Ofcom has overturned a decision by the Authority for Video on Demand (ATVOD) that the Everton TV section of Everton Football Club's website was an "on-demand programme service" (ODPS).  Everton TV therefore fell outside the statutory regime under the Communications Act 2003 (which implements provisions of the Audiovisual Media Services Directive), which regulates certain video-on-demand services.  The decision provides useful guidance on when websites containing audiovisual material are likely to be subject to the regulatory regime under the Act. 

Under the Act, a person providing an ODPS must notify ATVOD of its intention to provide the service, pay a fee and comply with content rules similar to those which apply to broadcast television.  The Act defines an ODPS as, among other things, a service whose "principal purpose is the provision of programmes the form and content of which are comparable to the form and content of programmes normally included in television programme services."  ATVOD issued Everton FC with a notice of determination that Everton TV was an ODPS.  Everton FC appealed to Ofcom.  Ofcom overturned ATVOD's decision, concluding that Everton TV was not an ODPS. 
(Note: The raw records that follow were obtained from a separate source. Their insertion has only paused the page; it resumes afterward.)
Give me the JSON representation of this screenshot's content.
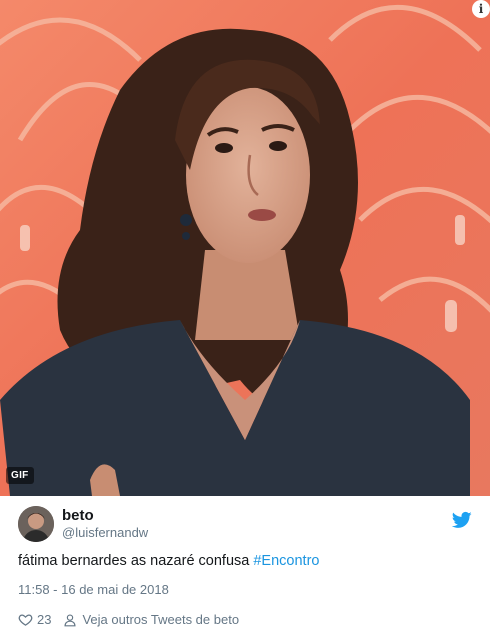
{
  "media": {
    "badge": "GIF",
    "info_symbol": "i",
    "colors": {
      "background": "#f07a5c",
      "hair": "#3a2218",
      "dress": "#2a3340",
      "skin": "#d9a48c"
    }
  },
  "tweet": {
    "display_name": "beto",
    "handle": "@luisfernandw",
    "text_plain": "fátima bernardes as nazaré confusa ",
    "hashtag": "#Encontro",
    "timestamp": "11:58 - 16 de mai de 2018",
    "like_count": "23",
    "see_more": "Veja outros Tweets de beto",
    "colors": {
      "link": "#1b95e0",
      "muted": "#657786",
      "like": "#e0245e"
    }
  }
}
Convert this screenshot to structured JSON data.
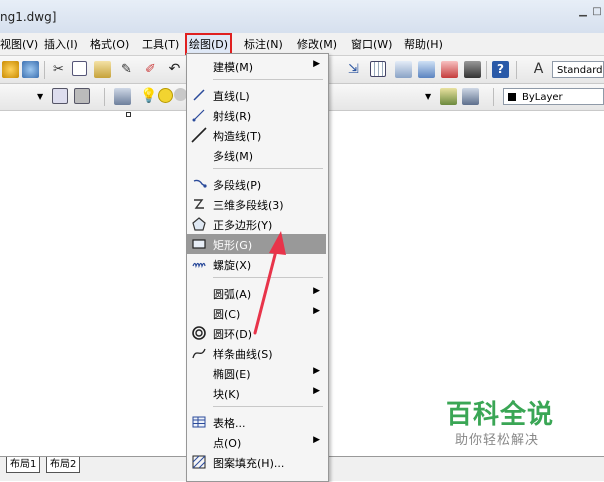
{
  "window": {
    "title": "ng1.dwg]"
  },
  "menubar": {
    "items": [
      {
        "label": "视图(V)"
      },
      {
        "label": "插入(I)"
      },
      {
        "label": "格式(O)"
      },
      {
        "label": "工具(T)"
      },
      {
        "label": "绘图(D)"
      },
      {
        "label": "标注(N)"
      },
      {
        "label": "修改(M)"
      },
      {
        "label": "窗口(W)"
      },
      {
        "label": "帮助(H)"
      }
    ]
  },
  "toolbar": {
    "text_style_value": "Standard",
    "lineweight_value": "ByLayer"
  },
  "draw_menu": {
    "items": [
      {
        "label": "建模(M)",
        "icon": "none",
        "submenu": true
      },
      {
        "label": "直线(L)",
        "icon": "line-icon"
      },
      {
        "label": "射线(R)",
        "icon": "ray-icon"
      },
      {
        "label": "构造线(T)",
        "icon": "xline-icon"
      },
      {
        "label": "多线(M)",
        "icon": "none"
      },
      {
        "label": "多段线(P)",
        "icon": "polyline-icon"
      },
      {
        "label": "三维多段线(3)",
        "icon": "3d-polyline-icon"
      },
      {
        "label": "正多边形(Y)",
        "icon": "polygon-icon"
      },
      {
        "label": "矩形(G)",
        "icon": "rectangle-icon",
        "highlighted": true
      },
      {
        "label": "螺旋(X)",
        "icon": "helix-icon"
      },
      {
        "label": "圆弧(A)",
        "icon": "none",
        "submenu": true
      },
      {
        "label": "圆(C)",
        "icon": "none",
        "submenu": true
      },
      {
        "label": "圆环(D)",
        "icon": "donut-icon"
      },
      {
        "label": "样条曲线(S)",
        "icon": "spline-icon"
      },
      {
        "label": "椭圆(E)",
        "icon": "none",
        "submenu": true
      },
      {
        "label": "块(K)",
        "icon": "none",
        "submenu": true
      },
      {
        "label": "表格...",
        "icon": "table-icon"
      },
      {
        "label": "点(O)",
        "icon": "none",
        "submenu": true
      },
      {
        "label": "图案填充(H)...",
        "icon": "hatch-icon"
      }
    ]
  },
  "layout_tabs": [
    {
      "label": "布局1"
    },
    {
      "label": "布局2"
    }
  ],
  "watermark": {
    "title": "百科全说",
    "subtitle": "助你轻松解决"
  },
  "colors": {
    "highlight": "#999999",
    "menu_active_border": "#e02020",
    "annotation_arrow": "#e8344a",
    "watermark": "#3aa655"
  }
}
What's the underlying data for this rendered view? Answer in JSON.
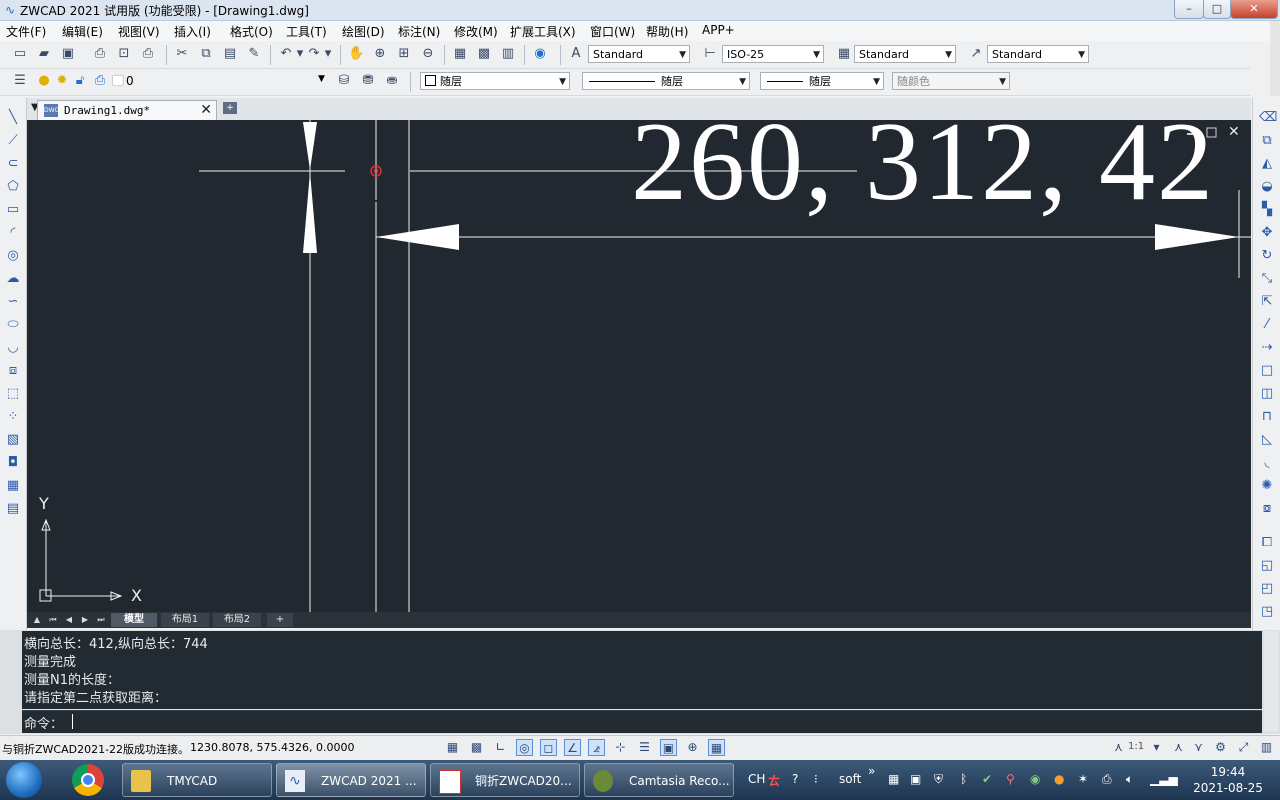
{
  "window": {
    "title": "ZWCAD 2021 试用版 (功能受限) - [Drawing1.dwg]",
    "min": "–",
    "max": "□",
    "close": "✕"
  },
  "menu": [
    "文件(F)",
    "编辑(E)",
    "视图(V)",
    "插入(I)",
    "格式(O)",
    "工具(T)",
    "绘图(D)",
    "标注(N)",
    "修改(M)",
    "扩展工具(X)",
    "窗口(W)",
    "帮助(H)",
    "APP+"
  ],
  "toolbar1": {
    "text_style": "Standard",
    "dim_style": "ISO-25",
    "table_style": "Standard",
    "multileader_style": "Standard"
  },
  "toolbar2": {
    "layer": "0",
    "color": "随层",
    "linetype": "随层",
    "lineweight": "随层",
    "plotstyle": "随颜色"
  },
  "doc_tab": {
    "icon_text": "DWG",
    "label": "Drawing1.dwg*",
    "close": "✕",
    "new": "+"
  },
  "canvas": {
    "dim_text": "260, 312, 42",
    "axis_y": "Y",
    "axis_x": "X"
  },
  "layout_tabs": [
    "模型",
    "布局1",
    "布局2",
    "+"
  ],
  "command": {
    "history": [
      "横向总长：412,纵向总长：744",
      "测量完成",
      "测量N1的长度：",
      "请指定第二点获取距离："
    ],
    "prompt": "命令："
  },
  "status": {
    "message": "与铜折ZWCAD2021-22版成功连接。",
    "coords": "1230.8078, 575.4326, 0.0000",
    "scale": "1:1"
  },
  "taskbar": {
    "items": [
      "TMYCAD",
      "ZWCAD 2021 ...",
      "铜折ZWCAD20...",
      "Camtasia Reco..."
    ],
    "lang": "CH",
    "ime": "soft",
    "time": "19:44",
    "date": "2021-08-25"
  },
  "colors": {
    "canvas_bg": "#212830",
    "cmd_bg": "#222a32",
    "titlebar": "#dbe5f1",
    "marker": "#e03030"
  }
}
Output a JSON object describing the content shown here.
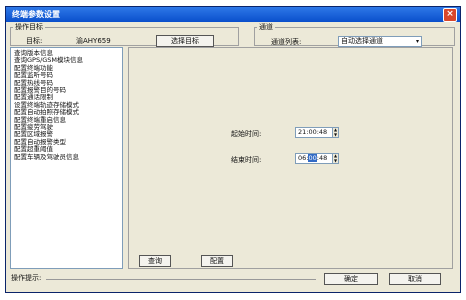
{
  "window": {
    "title": "终端参数设置",
    "close_glyph": "×"
  },
  "target_group": {
    "legend": "操作目标",
    "target_label": "目标:",
    "target_value": "渝AHY659",
    "select_button": "选择目标"
  },
  "channel_group": {
    "legend": "通道",
    "list_label": "通道列表:",
    "selected": "自动选择通道",
    "arrow": "▾"
  },
  "menu_items": [
    "查询版本信息",
    "查询GPS/GSM模块信息",
    "配置终端功能",
    "配置监听号码",
    "配置热线号码",
    "配置报警目的号码",
    "配置通话限制",
    "设置终端轨迹存储模式",
    "配置自动拍照存储模式",
    "配置终端重启信息",
    "配置疲劳驾驶",
    "配置区域报警",
    "配置自动报警类型",
    "配置超重阈值",
    "配置车辆及驾驶员信息"
  ],
  "time_fields": {
    "start_label": "起始时间:",
    "start_value": "21:00:48",
    "end_label": "结束时间:",
    "end_value_pre": "06:",
    "end_value_sel": "00",
    "end_value_post": ":48"
  },
  "buttons": {
    "query": "查询",
    "config": "配置",
    "ok": "确定",
    "cancel": "取消"
  },
  "status": {
    "label": "操作提示:"
  }
}
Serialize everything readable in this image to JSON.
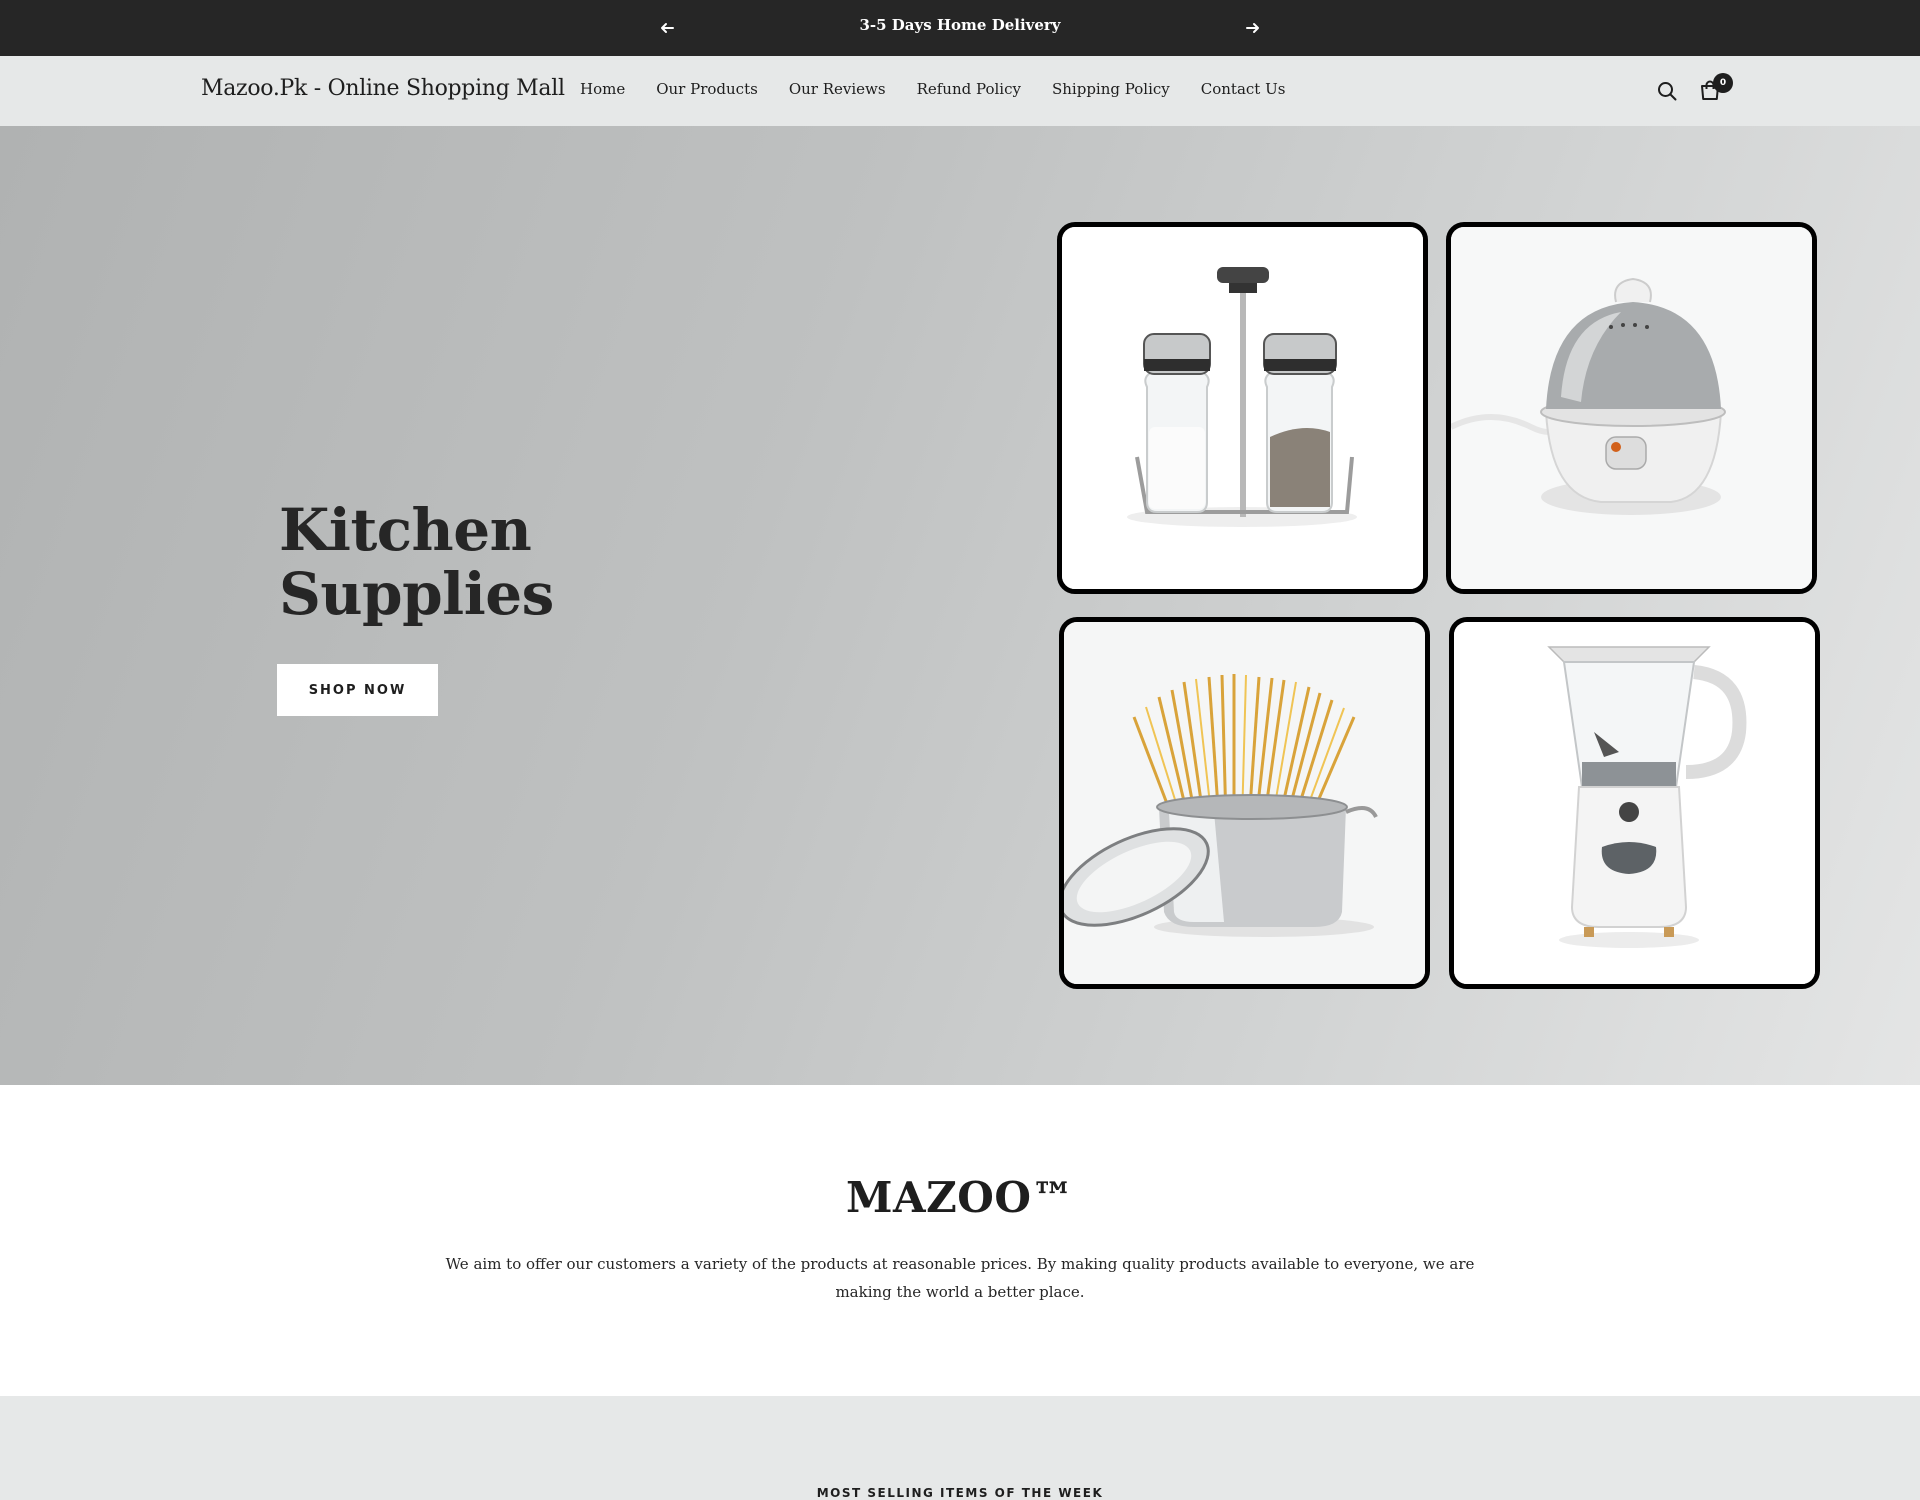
{
  "announcement": {
    "message": "3-5 Days Home Delivery",
    "prev_icon": "arrow-left-icon",
    "next_icon": "arrow-right-icon"
  },
  "header": {
    "logo": "Mazoo.Pk - Online Shopping Mall",
    "nav": [
      "Home",
      "Our Products",
      "Our Reviews",
      "Refund Policy",
      "Shipping Policy",
      "Contact Us"
    ],
    "cart_count": "0",
    "icons": [
      "search-icon",
      "cart-icon"
    ]
  },
  "hero": {
    "title_line1": "Kitchen",
    "title_line2": "Supplies",
    "button": "SHOP NOW",
    "images": [
      "salt-pepper-shakers",
      "egg-boiler",
      "spaghetti-pot",
      "blender"
    ]
  },
  "about": {
    "brand": "MAZOO™",
    "text": "We aim to offer our customers a variety of the products at reasonable prices. By making quality products available to everyone, we are making the world a better place."
  },
  "best_sellers": {
    "title": "MOST SELLING ITEMS OF THE WEEK"
  },
  "colors": {
    "announcement_bg": "#262626",
    "header_bg": "#e6e8e8",
    "text": "#1e1e1e"
  }
}
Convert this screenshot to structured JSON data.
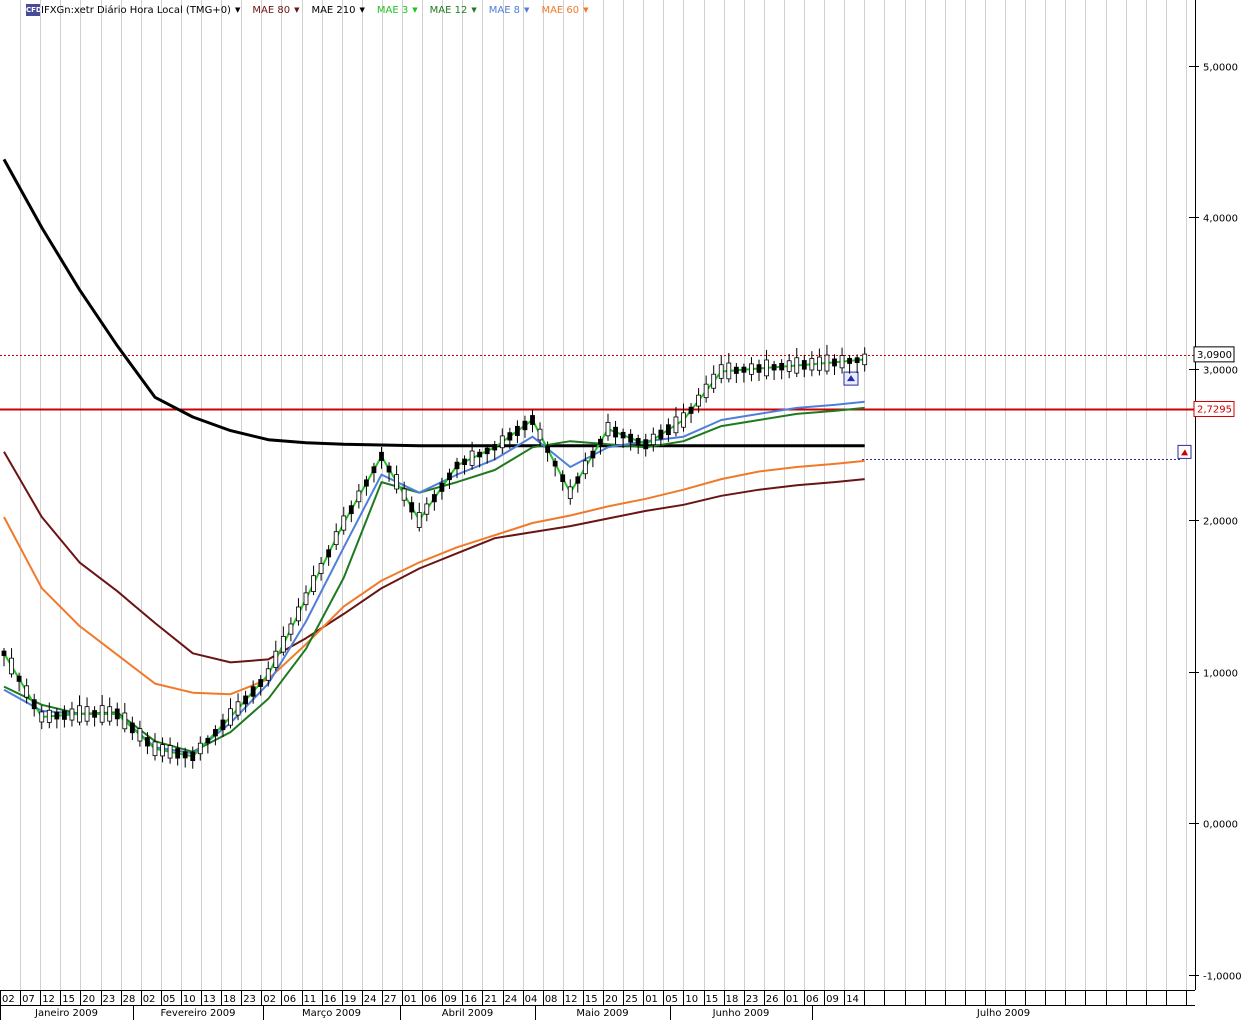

Ofcom's decision was based on the fact that, that while some characteristics of the site did suggest Everton TV was an ODPS, other characteristics supported the opposite conclusion.  In particular, the branding, presentation and styling of Everton TV did not distinguish it from the rest of the website, and audiovisual material was shared between Everton TV and other sections of the website.  Everton TV was therefore not a separate service but a part of the service supplied by the site as a whole, and the principal purpose of that service was to provide a magazine or fanzine about Everton FC.  Ofcom also concluded that the audiovisual material was not comparable to television because the clips were generally too short; would have been incomplete as television programmes; and because of the variety and volume of non-audiovisual content across the website as a whole and the degree of integration between the different types of material.  However, Ofcom did acknowledge that Everton FC had come close to providing an ODPS.

Ofcom's decision provides helpful guidance for owners of websites containing video-on-demand content.  It suggests that a particular service is unlikely to be subject to the Communications Act if it can be regarded as part of another service whose principal purpose is something other than the provision of television programme services.  The nature of audiovisual content and its degree of integration into the website as a whole also appear to be relevant factors.

Ofcom's full decision is available here.